Jade loves the thrill of the show and the adrenaline rush when she’s in the thick of it. Spending the ten to fourteen-hour days setting up a show is completely worth it when it’s showtime. Above all, this is when she feels the most creative, expressive, and connected to the art. “My favorite part about specifically doing FOH mixing is exactly that: Mixing. I feel like most FOH engineers must agree. I mean, whose favorite part of the day is packing the truck? I could see the logic there since once that’s finished, we’re all done. But yeah, I like mixing the show.”  

She also loves getting the opportunity to travel, soak in the culture of a new place, and try new cuisines. “As a touring audio engineer, I’m privileged to travel to different regions of the world. I love wandering and getting lost in a new city. And I love that my work environment changes daily, and I can draw inspiration from various spaces.”  

Her proudest show was mixing two nights at the Radio City Music Hall in New York City. “It’s such an iconic venue, and everyone knows it’s a special honor for an artist to be invited to perform there. It was a proud moment since NYC has been my home for the last 14 years, where I began my career with less than $200 in my pocket and very little real-world audio experience. There was an extra feeling of having come “full circle” – a sense of real accomplishment. It felt really good. I especially felt it upon seeing the famous gold curtain rise at the top of the show, upon hearing the first notes come out of the PA, and exhaling a breath of relief, knowing that it would all be grand. It was a historical moment that couldn’t have gone any better.”  

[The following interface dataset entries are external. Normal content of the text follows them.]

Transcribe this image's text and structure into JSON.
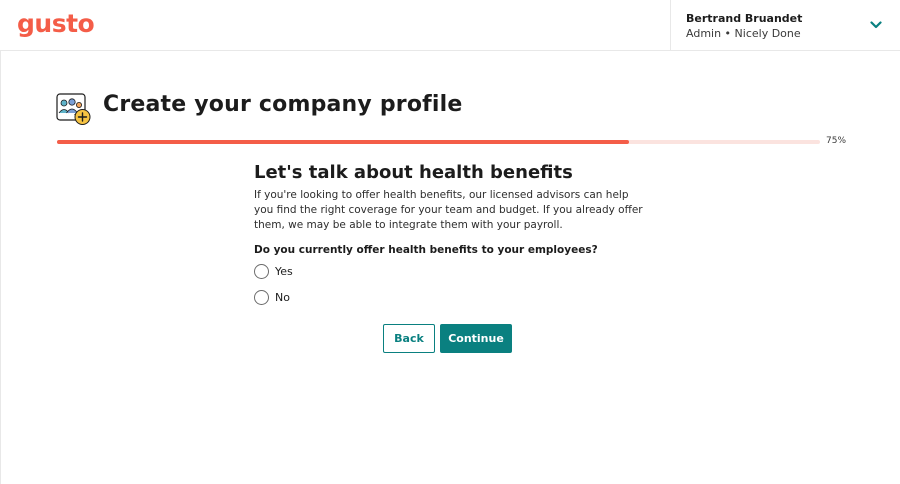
{
  "header": {
    "logo_text": "gusto",
    "user_name": "Bertrand Bruandet",
    "user_role_company": "Admin • Nicely Done",
    "menu_icon": "chevron-down-icon"
  },
  "page": {
    "icon": "company-team-add-icon",
    "title": "Create your company profile"
  },
  "progress": {
    "value": 0.75,
    "label": "75%"
  },
  "section": {
    "title": "Let's talk about health benefits",
    "description": "If you're looking to offer health benefits, our licensed advisors can help you find the right coverage for your team and budget. If you already offer them, we may be able to integrate them with your payroll."
  },
  "question": {
    "label": "Do you currently offer health benefits to your employees?",
    "options": [
      {
        "label": "Yes",
        "selected": false
      },
      {
        "label": "No",
        "selected": false
      }
    ]
  },
  "actions": {
    "back_label": "Back",
    "continue_label": "Continue"
  },
  "colors": {
    "brand": "#f45d48",
    "primary_button": "#0a8080",
    "progress_track": "#fbe3df"
  }
}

Jade recounts her history of being a lifelong musician and former performer as another reason why she’s killing it in the live sound industry. “Live music has driven me toward some of my proudest and happiest moments: Reflecting on the anticipation and magic in the air before seeing one of my favorite bands, the feeling of how time stops while being under the spell of the performance, and then the catharsis afterward. Knowing that you were part of something truly unique over a moment in time, never to be repeated, and you were there to see and hear it—that feeling is one of my favorites. I am a front-of-house engineer, and I’ve been gifted with being part of that experience, helping shape those moments—hopefully in a beautifully memorable way—for thousands of people.”